Michelin Ecological Reserve

Project: Project - Business or Private

Contact Info

Kevin Flesher, Center for Biodiversity Studies, Michelin Ecological Reserve:


  • Michelin
  • Ouro Verde Bahia Project



Species Info

Over 200 native species have been used for this project. Most of the seed was collected from nearby forests (within 50km of the site, most within 20km) and not all of the trees have been identified to species.


  • Michelin's ecological reserve takes place on 3,000 ha of land where 600 ha are active rubber groves.
  • The reserve was created in 2005 in which, unlike conventional rubber production, the natural regeneration between rubber lines has been allowed to grow back.
  • So that the regenerating forest was not only composed of pioneer species, the program engaged in enrichment planting with saplings of mature forest species.
  • Early efforts resulted in high mortality due to vine infestation and consisted of the purchasing and planting of non-native saplings.
  • In 2006, the project changed directions with different maintenance and seed production methods.
  • Instead of buying trees, seeds were collected from the nearby forests, and local nurseries were established to germinate and prepare the trees for planting in the reserve.
  • Since the methods were revised, mortality has been less than 20%.
  • Over 90,000 trees have been planted with over 200 native species, the last planting of the project is scheduled for Mary 2012, and the replanting is scheduled to occur in areas that had high mortality in the past.
  • The project has also engaged in long-term monitoring of mammals and birds as well as scientific studies on restoration conducted by Master's and Doctoral Students who have visited the site for their research.
  • Future plans include wrapping up the planting phase and engaging more heavily in maintenance and scientific research on the site.

Geographical Region

  • Coastal Atlantic South America
  • Country

  • Brazil
  • This database is a work in progress, and we need your input to keep it up to date.
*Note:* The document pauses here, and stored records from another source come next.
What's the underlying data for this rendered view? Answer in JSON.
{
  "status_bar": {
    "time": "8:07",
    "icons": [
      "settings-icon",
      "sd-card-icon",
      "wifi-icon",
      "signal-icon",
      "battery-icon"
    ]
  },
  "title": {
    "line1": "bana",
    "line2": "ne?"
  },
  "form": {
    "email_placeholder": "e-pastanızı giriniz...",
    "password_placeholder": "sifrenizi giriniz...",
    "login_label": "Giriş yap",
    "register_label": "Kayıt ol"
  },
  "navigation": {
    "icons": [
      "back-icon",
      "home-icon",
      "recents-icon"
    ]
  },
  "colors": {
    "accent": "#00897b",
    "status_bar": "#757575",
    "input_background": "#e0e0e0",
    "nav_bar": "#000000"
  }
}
Feel free to contact ELTI at to provide information on your own work as well as other projects and literature currently missing from the database.
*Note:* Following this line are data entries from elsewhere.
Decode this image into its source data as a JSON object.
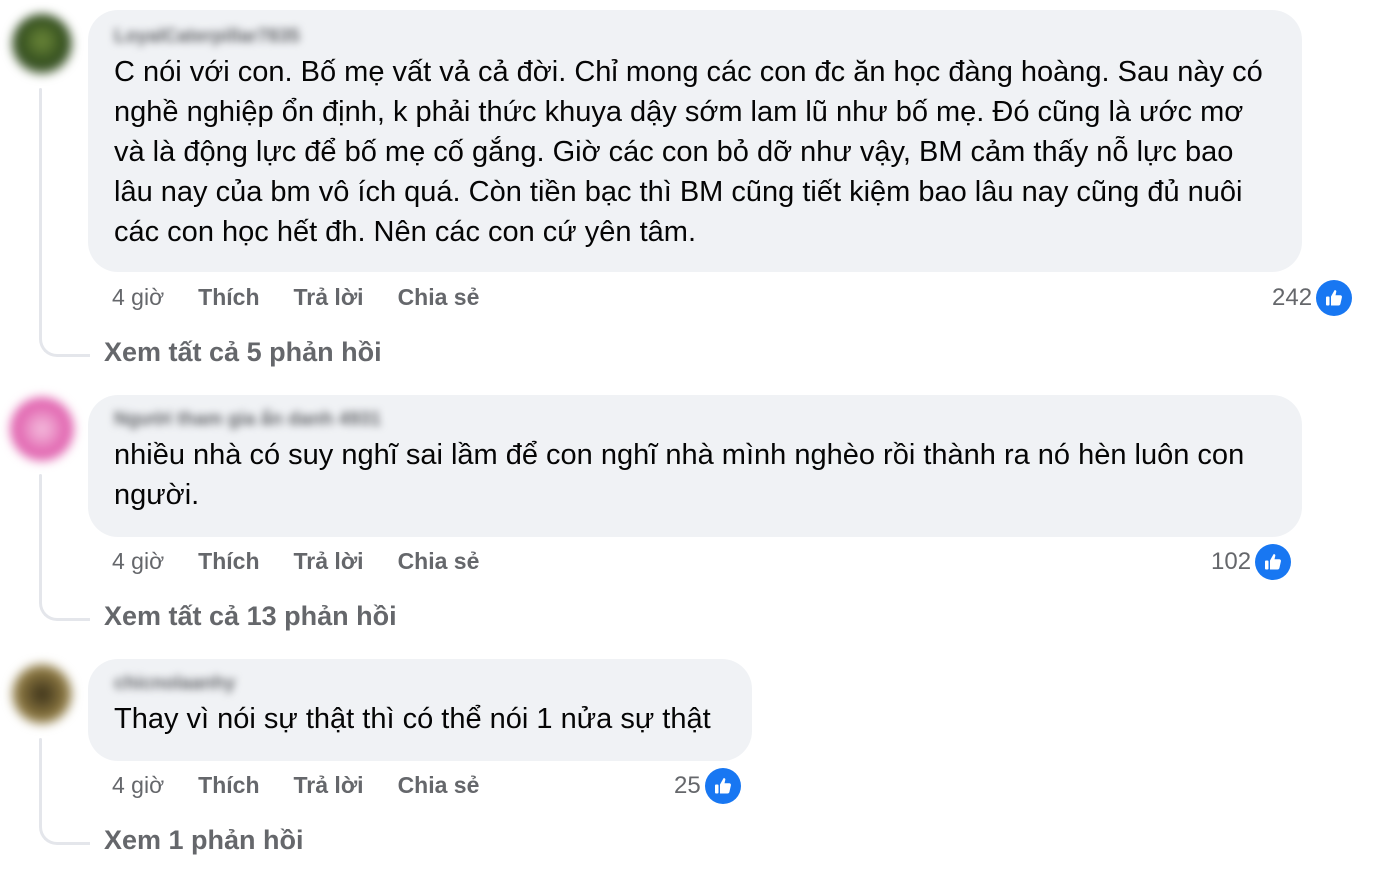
{
  "comments": [
    {
      "author": "LoyalCaterpillar7835",
      "text": "C nói với con. Bố mẹ vất vả cả đời. Chỉ mong các con đc ăn học đàng hoàng. Sau này có nghề nghiệp ổn định, k phải thức khuya dậy sớm lam lũ như bố mẹ. Đó cũng là ước mơ và là động lực để bố mẹ cố gắng. Giờ các con bỏ dỡ như vậy, BM cảm thấy nỗ lực bao lâu nay của bm vô ích quá. Còn tiền bạc thì BM cũng tiết kiệm bao lâu nay cũng đủ nuôi các con học hết đh. Nên các con cứ yên tâm.",
      "time": "4 giờ",
      "like_label": "Thích",
      "reply_label": "Trả lời",
      "share_label": "Chia sẻ",
      "reaction_count": "242",
      "view_replies": "Xem tất cả 5 phản hồi",
      "avatar_color": "#3c5a2a"
    },
    {
      "author": "Người tham gia ẩn danh 4931",
      "text": "nhiều nhà có suy nghĩ sai lầm để con nghĩ nhà mình nghèo rồi thành ra nó hèn luôn con người.",
      "time": "4 giờ",
      "like_label": "Thích",
      "reply_label": "Trả lời",
      "share_label": "Chia sẻ",
      "reaction_count": "102",
      "view_replies": "Xem tất cả 13 phản hồi",
      "avatar_color": "#e86fb7"
    },
    {
      "author": "chicnolaanhy",
      "text": "Thay vì nói sự thật thì có thể nói 1 nửa sự thật",
      "time": "4 giờ",
      "like_label": "Thích",
      "reply_label": "Trả lời",
      "share_label": "Chia sẻ",
      "reaction_count": "25",
      "view_replies": "Xem 1 phản hồi",
      "avatar_color": "#6b5a2c"
    }
  ],
  "colors": {
    "like_blue": "#1877f2",
    "bubble_bg": "#f0f2f5",
    "meta_gray": "#65676b"
  },
  "icons": {
    "reaction": "thumbs-up-icon"
  }
}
    ELTI is a joint initiative of:
    Yale School of Forestry & Environmental Studies Smithsonian Tropical Research Institute